[[ Extracted information open ]]

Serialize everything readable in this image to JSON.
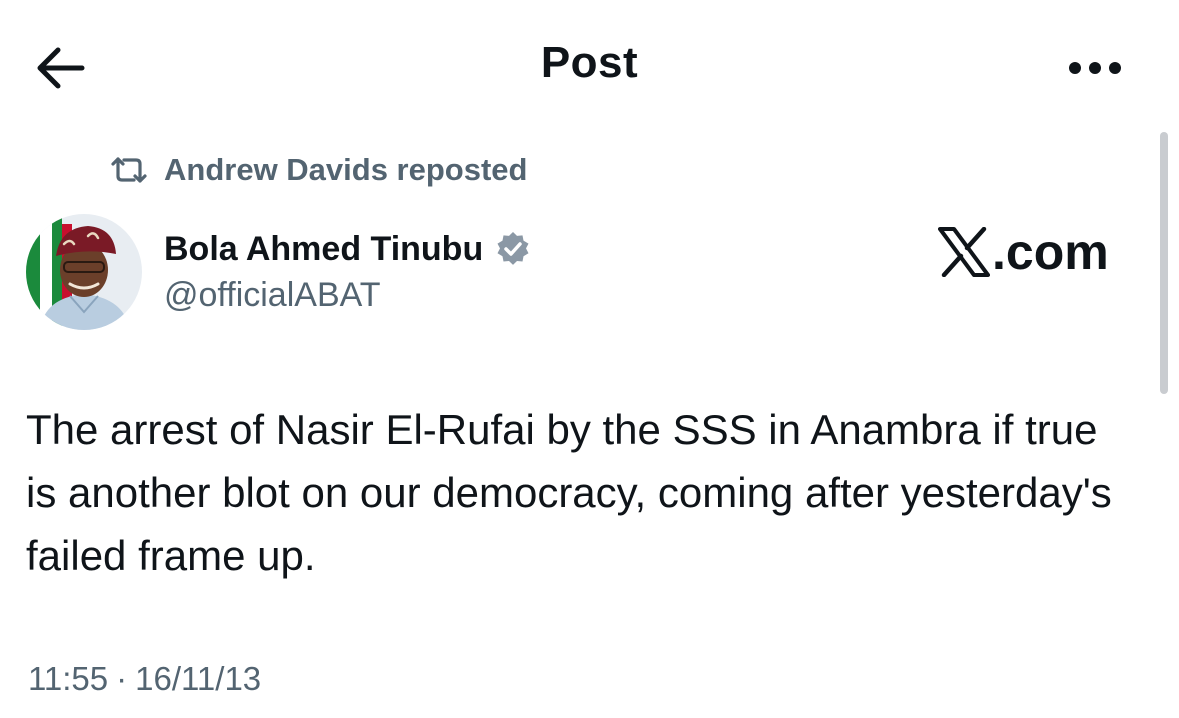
{
  "header": {
    "title": "Post",
    "back_icon": "arrow-left-icon",
    "more_icon": "more-horizontal-icon"
  },
  "repost": {
    "icon": "repost-icon",
    "label": "Andrew Davids reposted"
  },
  "author": {
    "name": "Bola Ahmed Tinubu",
    "handle": "@officialABAT",
    "verified_icon": "verified-badge-icon",
    "verified_color": "#8b98a5",
    "avatar": "profile-photo"
  },
  "watermark": {
    "text": ".com",
    "icon": "x-logo-icon"
  },
  "post": {
    "text": "The arrest of Nasir El-Rufai by the SSS in Anambra if true is another blot on our democracy, coming after yesterday's failed frame up.",
    "time": "11:55",
    "separator": "·",
    "date": "16/11/13"
  },
  "colors": {
    "text": "#0f1419",
    "secondary": "#536471",
    "background": "#ffffff"
  }
}
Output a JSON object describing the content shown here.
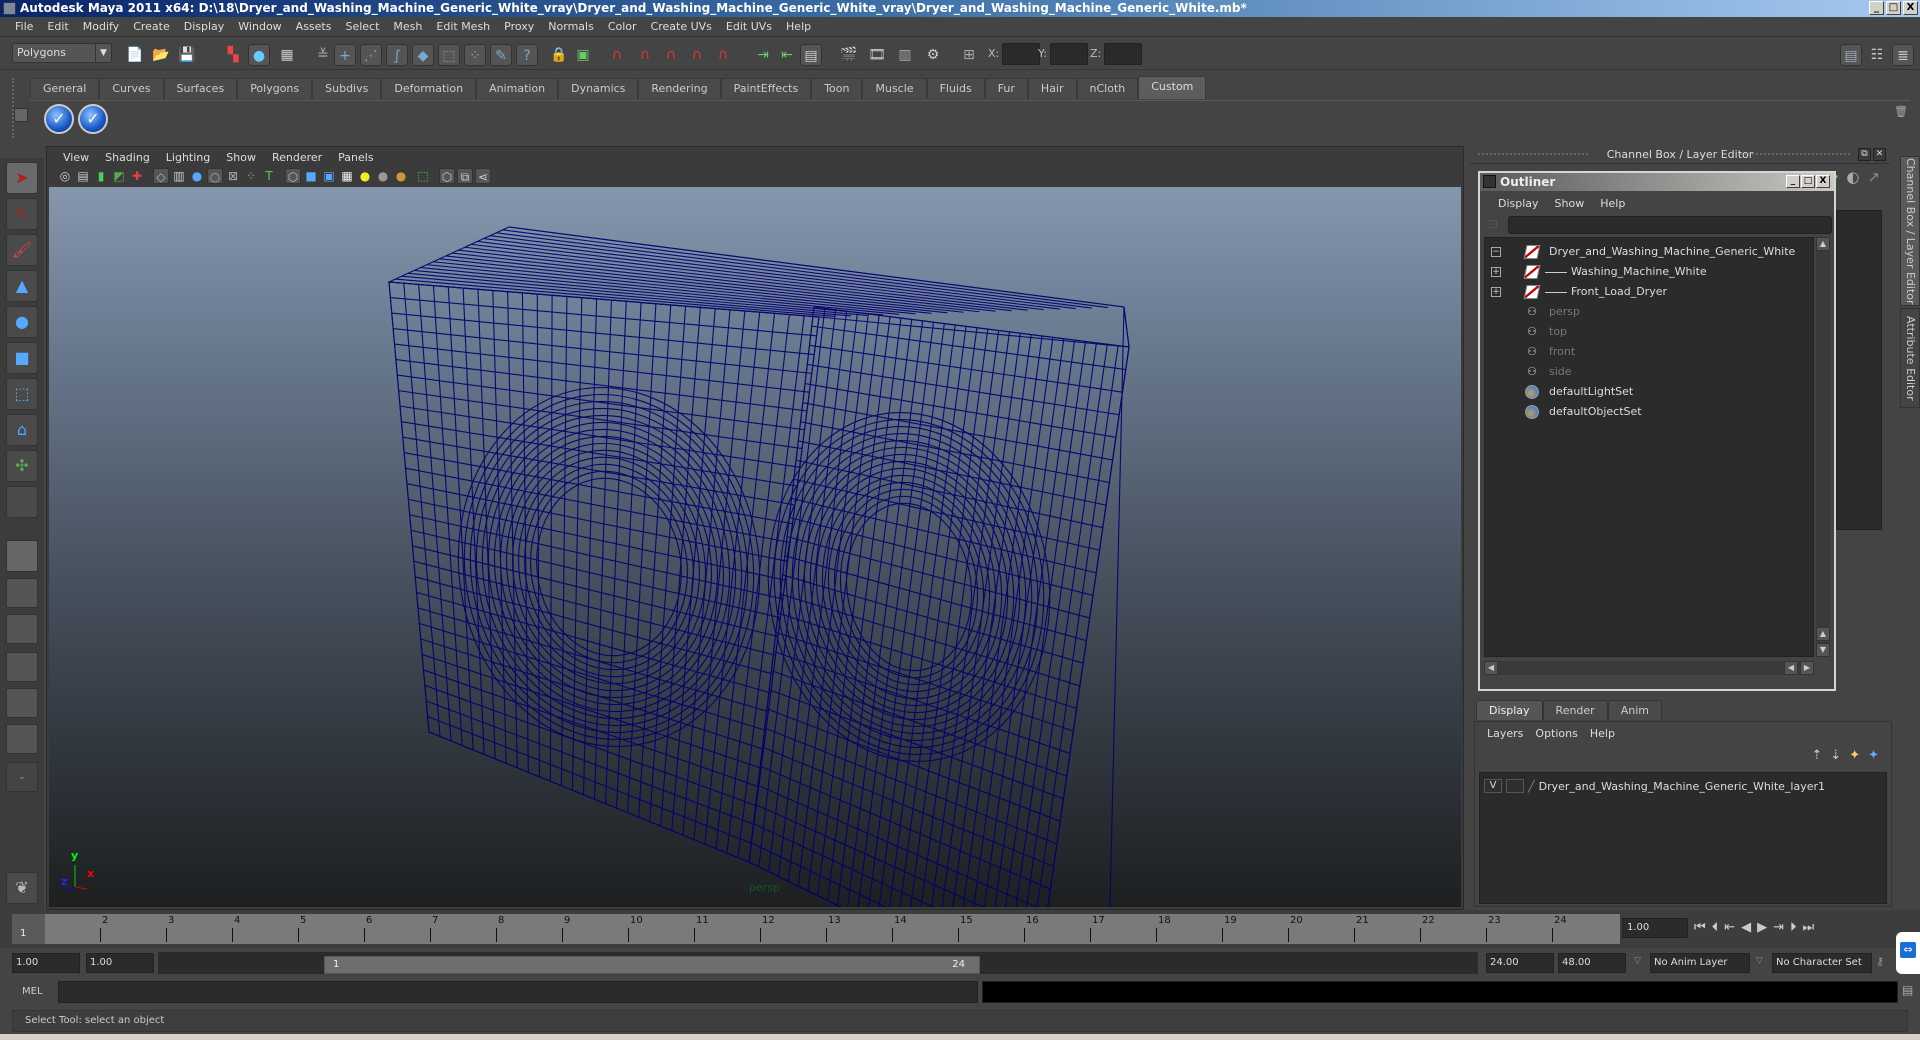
{
  "window": {
    "title": "Autodesk Maya 2011 x64: D:\\18\\Dryer_and_Washing_Machine_Generic_White_vray\\Dryer_and_Washing_Machine_Generic_White_vray\\Dryer_and_Washing_Machine_Generic_White.mb*",
    "buttons": [
      "_",
      "□",
      "X"
    ]
  },
  "menubar": [
    "File",
    "Edit",
    "Modify",
    "Create",
    "Display",
    "Window",
    "Assets",
    "Select",
    "Mesh",
    "Edit Mesh",
    "Proxy",
    "Normals",
    "Color",
    "Create UVs",
    "Edit UVs",
    "Help"
  ],
  "toolbar": {
    "menuset": "Polygons",
    "x_label": "X:",
    "y_label": "Y:",
    "z_label": "Z:",
    "icons": [
      "new-scene",
      "open-scene",
      "save-scene",
      "select-by-hierarchy",
      "select-by-object",
      "select-by-component",
      "snap-grid",
      "snap-curve",
      "snap-point",
      "snap-view-plane",
      "make-live",
      "input-ops",
      "output-ops",
      "construction-history",
      "render-current-frame",
      "ipr-render",
      "render-settings"
    ]
  },
  "shelf": {
    "tabs": [
      "General",
      "Curves",
      "Surfaces",
      "Polygons",
      "Subdivs",
      "Deformation",
      "Animation",
      "Dynamics",
      "Rendering",
      "PaintEffects",
      "Toon",
      "Muscle",
      "Fluids",
      "Fur",
      "Hair",
      "nCloth",
      "Custom"
    ],
    "active_tab": "Custom",
    "icons": [
      "check-icon",
      "check-icon"
    ]
  },
  "toolbox": [
    "select-tool",
    "lasso-tool",
    "paint-select-tool",
    "move-tool",
    "rotate-tool",
    "scale-tool",
    "universal-manip-tool",
    "soft-mod-tool",
    "show-manipulator-tool",
    "last-tool"
  ],
  "viewport": {
    "menu": [
      "View",
      "Shading",
      "Lighting",
      "Show",
      "Renderer",
      "Panels"
    ],
    "camera_label": "persp",
    "axis": {
      "x": "x",
      "y": "y",
      "z": "z"
    },
    "wire_color": "#00006e"
  },
  "channel_box": {
    "title": "Channel Box / Layer Editor",
    "side_tabs": [
      "Channel Box / Layer Editor",
      "Attribute Editor"
    ]
  },
  "outliner": {
    "title": "Outliner",
    "menu": [
      "Display",
      "Show",
      "Help"
    ],
    "items": [
      {
        "label": "Dryer_and_Washing_Machine_Generic_White",
        "type": "transform",
        "expander": "−",
        "indent": 0,
        "dim": false
      },
      {
        "label": "Washing_Machine_White",
        "type": "transform",
        "expander": "+",
        "indent": 1,
        "dim": false
      },
      {
        "label": "Front_Load_Dryer",
        "type": "transform",
        "expander": "+",
        "indent": 1,
        "dim": false
      },
      {
        "label": "persp",
        "type": "camera",
        "expander": "",
        "indent": 0,
        "dim": true
      },
      {
        "label": "top",
        "type": "camera",
        "expander": "",
        "indent": 0,
        "dim": true
      },
      {
        "label": "front",
        "type": "camera",
        "expander": "",
        "indent": 0,
        "dim": true
      },
      {
        "label": "side",
        "type": "camera",
        "expander": "",
        "indent": 0,
        "dim": true
      },
      {
        "label": "defaultLightSet",
        "type": "set",
        "expander": "",
        "indent": 0,
        "dim": false
      },
      {
        "label": "defaultObjectSet",
        "type": "set",
        "expander": "",
        "indent": 0,
        "dim": false
      }
    ]
  },
  "layer_editor": {
    "tabs": [
      "Display",
      "Render",
      "Anim"
    ],
    "active_tab": "Display",
    "menu": [
      "Layers",
      "Options",
      "Help"
    ],
    "layers": [
      {
        "visible": "V",
        "name": "Dryer_and_Washing_Machine_Generic_White_layer1"
      }
    ]
  },
  "time_slider": {
    "ticks": [
      "1",
      "2",
      "3",
      "4",
      "5",
      "6",
      "7",
      "8",
      "9",
      "10",
      "11",
      "12",
      "13",
      "14",
      "15",
      "16",
      "17",
      "18",
      "19",
      "20",
      "21",
      "22",
      "23",
      "24"
    ],
    "current_frame_label": "1",
    "current_time": "1.00"
  },
  "range_slider": {
    "start_time": "1.00",
    "playback_start": "1.00",
    "range_start_label": "1",
    "range_end_label": "24",
    "playback_end": "24.00",
    "end_time": "48.00",
    "anim_layer": "No Anim Layer",
    "character_set": "No Character Set"
  },
  "command_line": {
    "label": "MEL",
    "value": ""
  },
  "status": {
    "text": "Select Tool: select an object"
  }
}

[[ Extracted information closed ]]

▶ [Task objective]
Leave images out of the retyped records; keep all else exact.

▶ [Answer to this exercise]
Serialize everything readable in this image to JSON.
{
  "header": {
    "title": "Post",
    "back_icon": "arrow-left-icon",
    "more_icon": "more-horizontal-icon"
  },
  "repost": {
    "icon": "repost-icon",
    "label": "Andrew Davids reposted"
  },
  "author": {
    "name": "Bola Ahmed Tinubu",
    "handle": "@officialABAT",
    "verified_icon": "verified-badge-icon",
    "verified_color": "#8b98a5",
    "avatar": "profile-photo"
  },
  "watermark": {
    "text": ".com",
    "icon": "x-logo-icon"
  },
  "post": {
    "text": "The arrest of Nasir El-Rufai by the SSS in Anambra if true is another blot on our democracy, coming after yesterday's failed frame up.",
    "time": "11:55",
    "separator": "·",
    "date": "16/11/13"
  },
  "colors": {
    "text": "#0f1419",
    "secondary": "#536471",
    "background": "#ffffff"
  }
}
Output a JSON object describing the content shown here.
{
  "window": {
    "title": "Autodesk Maya 2011 x64: D:\\18\\Dryer_and_Washing_Machine_Generic_White_vray\\Dryer_and_Washing_Machine_Generic_White_vray\\Dryer_and_Washing_Machine_Generic_White.mb*",
    "buttons": [
      "_",
      "□",
      "X"
    ]
  },
  "menubar": [
    "File",
    "Edit",
    "Modify",
    "Create",
    "Display",
    "Window",
    "Assets",
    "Select",
    "Mesh",
    "Edit Mesh",
    "Proxy",
    "Normals",
    "Color",
    "Create UVs",
    "Edit UVs",
    "Help"
  ],
  "toolbar": {
    "menuset": "Polygons",
    "x_label": "X:",
    "y_label": "Y:",
    "z_label": "Z:",
    "icons": [
      "new-scene",
      "open-scene",
      "save-scene",
      "select-by-hierarchy",
      "select-by-object",
      "select-by-component",
      "snap-grid",
      "snap-curve",
      "snap-point",
      "snap-view-plane",
      "make-live",
      "input-ops",
      "output-ops",
      "construction-history",
      "render-current-frame",
      "ipr-render",
      "render-settings"
    ]
  },
  "shelf": {
    "tabs": [
      "General",
      "Curves",
      "Surfaces",
      "Polygons",
      "Subdivs",
      "Deformation",
      "Animation",
      "Dynamics",
      "Rendering",
      "PaintEffects",
      "Toon",
      "Muscle",
      "Fluids",
      "Fur",
      "Hair",
      "nCloth",
      "Custom"
    ],
    "active_tab": "Custom",
    "icons": [
      "check-icon",
      "check-icon"
    ]
  },
  "toolbox": [
    "select-tool",
    "lasso-tool",
    "paint-select-tool",
    "move-tool",
    "rotate-tool",
    "scale-tool",
    "universal-manip-tool",
    "soft-mod-tool",
    "show-manipulator-tool",
    "last-tool"
  ],
  "viewport": {
    "menu": [
      "View",
      "Shading",
      "Lighting",
      "Show",
      "Renderer",
      "Panels"
    ],
    "camera_label": "persp",
    "axis": {
      "x": "x",
      "y": "y",
      "z": "z"
    },
    "wire_color": "#00006e"
  },
  "channel_box": {
    "title": "Channel Box / Layer Editor",
    "side_tabs": [
      "Channel Box / Layer Editor",
      "Attribute Editor"
    ]
  },
  "outliner": {
    "title": "Outliner",
    "menu": [
      "Display",
      "Show",
      "Help"
    ],
    "items": [
      {
        "label": "Dryer_and_Washing_Machine_Generic_White",
        "type": "transform",
        "expander": "−",
        "indent": 0,
        "dim": false
      },
      {
        "label": "Washing_Machine_White",
        "type": "transform",
        "expander": "+",
        "indent": 1,
        "dim": false
      },
      {
        "label": "Front_Load_Dryer",
        "type": "transform",
        "expander": "+",
        "indent": 1,
        "dim": false
      },
      {
        "label": "persp",
        "type": "camera",
        "expander": "",
        "indent": 0,
        "dim": true
      },
      {
        "label": "top",
        "type": "camera",
        "expander": "",
        "indent": 0,
        "dim": true
      },
      {
        "label": "front",
        "type": "camera",
        "expander": "",
        "indent": 0,
        "dim": true
      },
      {
        "label": "side",
        "type": "camera",
        "expander": "",
        "indent": 0,
        "dim": true
      },
      {
        "label": "defaultLightSet",
        "type": "set",
        "expander": "",
        "indent": 0,
        "dim": false
      },
      {
        "label": "defaultObjectSet",
        "type": "set",
        "expander": "",
        "indent": 0,
        "dim": false
      }
    ]
  },
  "layer_editor": {
    "tabs": [
      "Display",
      "Render",
      "Anim"
    ],
    "active_tab": "Display",
    "menu": [
      "Layers",
      "Options",
      "Help"
    ],
    "layers": [
      {
        "visible": "V",
        "name": "Dryer_and_Washing_Machine_Generic_White_layer1"
      }
    ]
  },
  "time_slider": {
    "ticks": [
      "1",
      "2",
      "3",
      "4",
      "5",
      "6",
      "7",
      "8",
      "9",
      "10",
      "11",
      "12",
      "13",
      "14",
      "15",
      "16",
      "17",
      "18",
      "19",
      "20",
      "21",
      "22",
      "23",
      "24"
    ],
    "current_frame_label": "1",
    "current_time": "1.00"
  },
  "range_slider": {
    "start_time": "1.00",
    "playback_start": "1.00",
    "range_start_label": "1",
    "range_end_label": "24",
    "playback_end": "24.00",
    "end_time": "48.00",
    "anim_layer": "No Anim Layer",
    "character_set": "No Character Set"
  },
  "command_line": {
    "label": "MEL",
    "value": ""
  },
  "status": {
    "text": "Select Tool: select an object"
  }
}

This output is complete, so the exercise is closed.